◆ PROBLEM DETAILS ◆
Omit the images and reproduce the rest of the entries exactly.

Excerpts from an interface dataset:
[Start of section]
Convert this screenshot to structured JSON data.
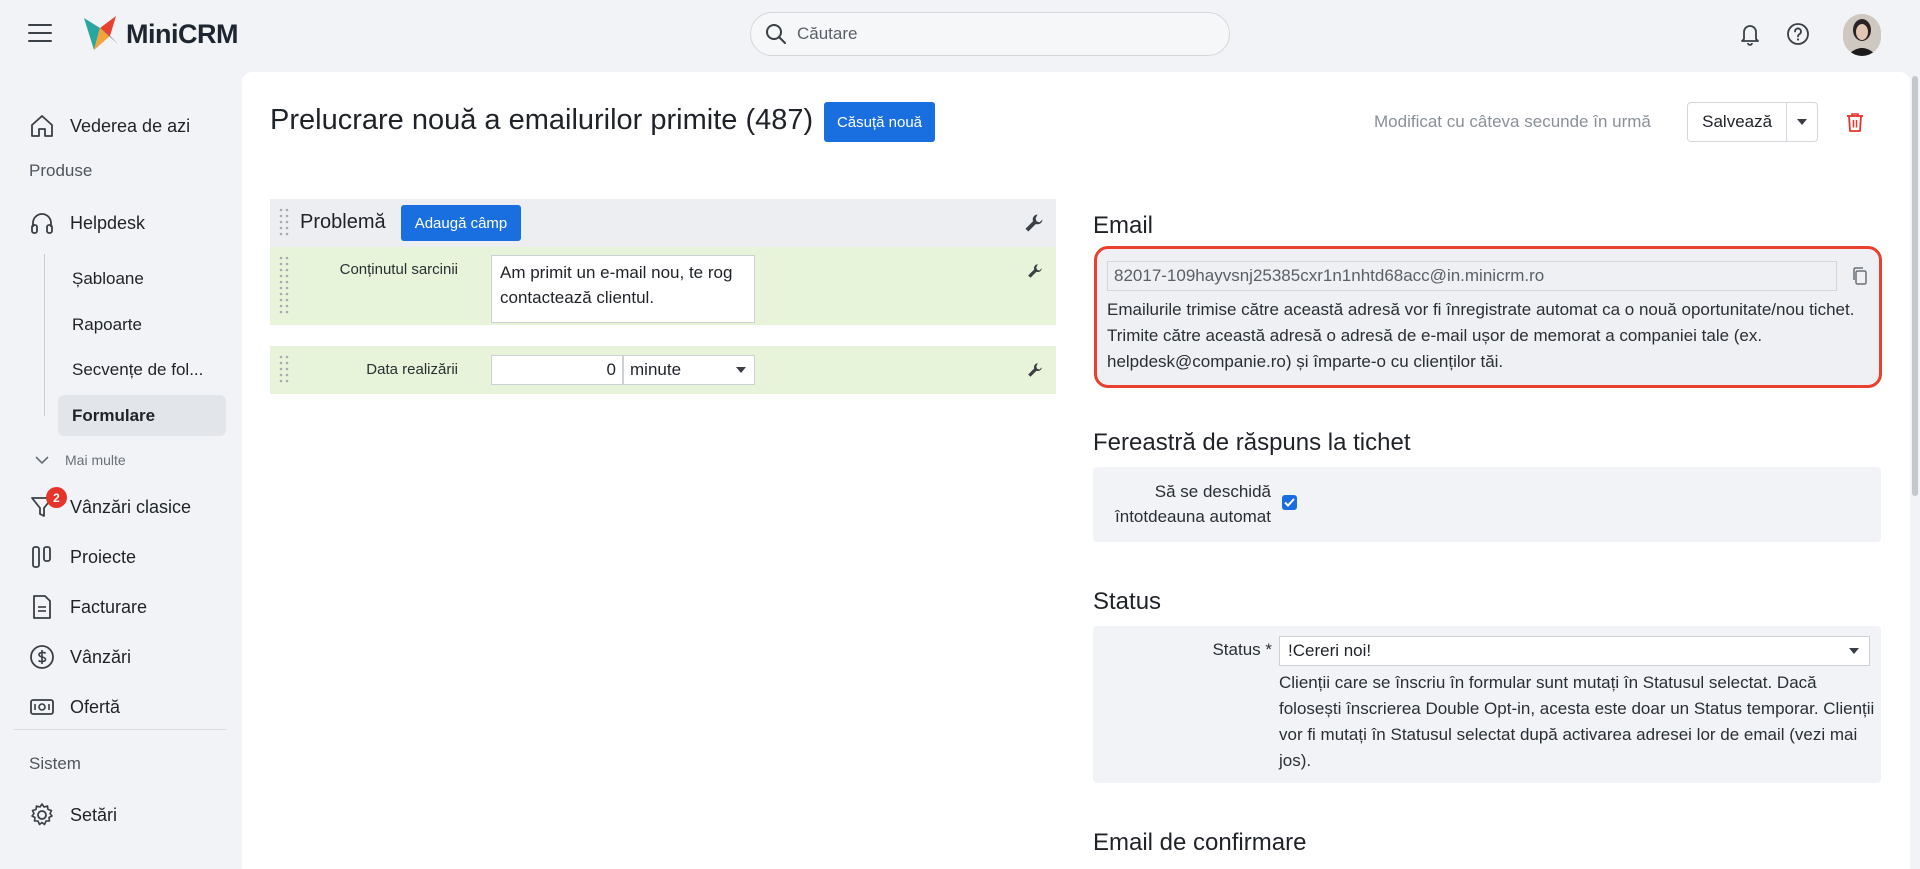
{
  "app": {
    "name": "MiniCRM"
  },
  "search": {
    "placeholder": "Căutare"
  },
  "topbar": {
    "icons": [
      "menu-icon",
      "bell-icon",
      "help-icon"
    ]
  },
  "sidebar": {
    "today": "Vederea de azi",
    "products_label": "Produse",
    "helpdesk": "Helpdesk",
    "sub_items": [
      "Șabloane",
      "Rapoarte",
      "Secvențe de fol...",
      "Formulare"
    ],
    "more": "Mai multe",
    "classic_sales": "Vânzări clasice",
    "classic_sales_badge": "2",
    "projects": "Proiecte",
    "invoicing": "Facturare",
    "sales": "Vânzări",
    "offer": "Ofertă",
    "system_label": "Sistem",
    "settings": "Setări"
  },
  "header": {
    "title": "Prelucrare nouă a emailurilor primite (487)",
    "new_box_label": "Căsuță nouă",
    "modified": "Modificat cu câteva secunde în urmă",
    "save_label": "Salvează"
  },
  "form": {
    "section_title": "Problemă",
    "add_field_label": "Adaugă câmp",
    "fields": [
      {
        "label": "Conținutul sarcinii",
        "value": "Am primit un e-mail nou, te rog contactează clientul."
      },
      {
        "label": "Data realizării",
        "number": "0",
        "unit": "minute"
      }
    ]
  },
  "email": {
    "title": "Email",
    "address": "82017-109hayvsnj25385cxr1n1nhtd68acc@in.minicrm.ro",
    "description": "Emailurile trimise către această adresă vor fi înregistrate automat ca o nouă oportunitate/nou tichet. Trimite către această adresă o adresă de e-mail ușor de memorat a companiei tale (ex. helpdesk@companie.ro) și împarte-o cu clienților tăi."
  },
  "reply_window": {
    "title": "Fereastră de răspuns la tichet",
    "checkbox_label": "Să se deschidă întotdeauna automat",
    "checked": true
  },
  "status": {
    "title": "Status",
    "label": "Status *",
    "selected": "!Cereri noi!",
    "description": "Clienții care se înscriu în formular sunt mutați în Statusul selectat. Dacă folosești înscrierea Double Opt-in, acesta este doar un Status temporar. Clienții vor fi mutați în Statusul selectat după activarea adresei lor de email (vezi mai jos)."
  },
  "confirmation": {
    "title": "Email de confirmare"
  },
  "colors": {
    "accent": "#1a6fe0",
    "highlight": "#e8412f",
    "field_row": "#e7f4d9",
    "badge": "#e5342a"
  }
}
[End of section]
◆ ANSWER SPACE ◆
Convert this screenshot to structured JSON data.
{
  "app": {
    "name": "MiniCRM"
  },
  "search": {
    "placeholder": "Căutare"
  },
  "topbar": {
    "icons": [
      "menu-icon",
      "bell-icon",
      "help-icon"
    ]
  },
  "sidebar": {
    "today": "Vederea de azi",
    "products_label": "Produse",
    "helpdesk": "Helpdesk",
    "sub_items": [
      "Șabloane",
      "Rapoarte",
      "Secvențe de fol...",
      "Formulare"
    ],
    "more": "Mai multe",
    "classic_sales": "Vânzări clasice",
    "classic_sales_badge": "2",
    "projects": "Proiecte",
    "invoicing": "Facturare",
    "sales": "Vânzări",
    "offer": "Ofertă",
    "system_label": "Sistem",
    "settings": "Setări"
  },
  "header": {
    "title": "Prelucrare nouă a emailurilor primite (487)",
    "new_box_label": "Căsuță nouă",
    "modified": "Modificat cu câteva secunde în urmă",
    "save_label": "Salvează"
  },
  "form": {
    "section_title": "Problemă",
    "add_field_label": "Adaugă câmp",
    "fields": [
      {
        "label": "Conținutul sarcinii",
        "value": "Am primit un e-mail nou, te rog contactează clientul."
      },
      {
        "label": "Data realizării",
        "number": "0",
        "unit": "minute"
      }
    ]
  },
  "email": {
    "title": "Email",
    "address": "82017-109hayvsnj25385cxr1n1nhtd68acc@in.minicrm.ro",
    "description": "Emailurile trimise către această adresă vor fi înregistrate automat ca o nouă oportunitate/nou tichet. Trimite către această adresă o adresă de e-mail ușor de memorat a companiei tale (ex. helpdesk@companie.ro) și împarte-o cu clienților tăi."
  },
  "reply_window": {
    "title": "Fereastră de răspuns la tichet",
    "checkbox_label": "Să se deschidă întotdeauna automat",
    "checked": true
  },
  "status": {
    "title": "Status",
    "label": "Status *",
    "selected": "!Cereri noi!",
    "description": "Clienții care se înscriu în formular sunt mutați în Statusul selectat. Dacă folosești înscrierea Double Opt-in, acesta este doar un Status temporar. Clienții vor fi mutați în Statusul selectat după activarea adresei lor de email (vezi mai jos)."
  },
  "confirmation": {
    "title": "Email de confirmare"
  },
  "colors": {
    "accent": "#1a6fe0",
    "highlight": "#e8412f",
    "field_row": "#e7f4d9",
    "badge": "#e5342a"
  }
}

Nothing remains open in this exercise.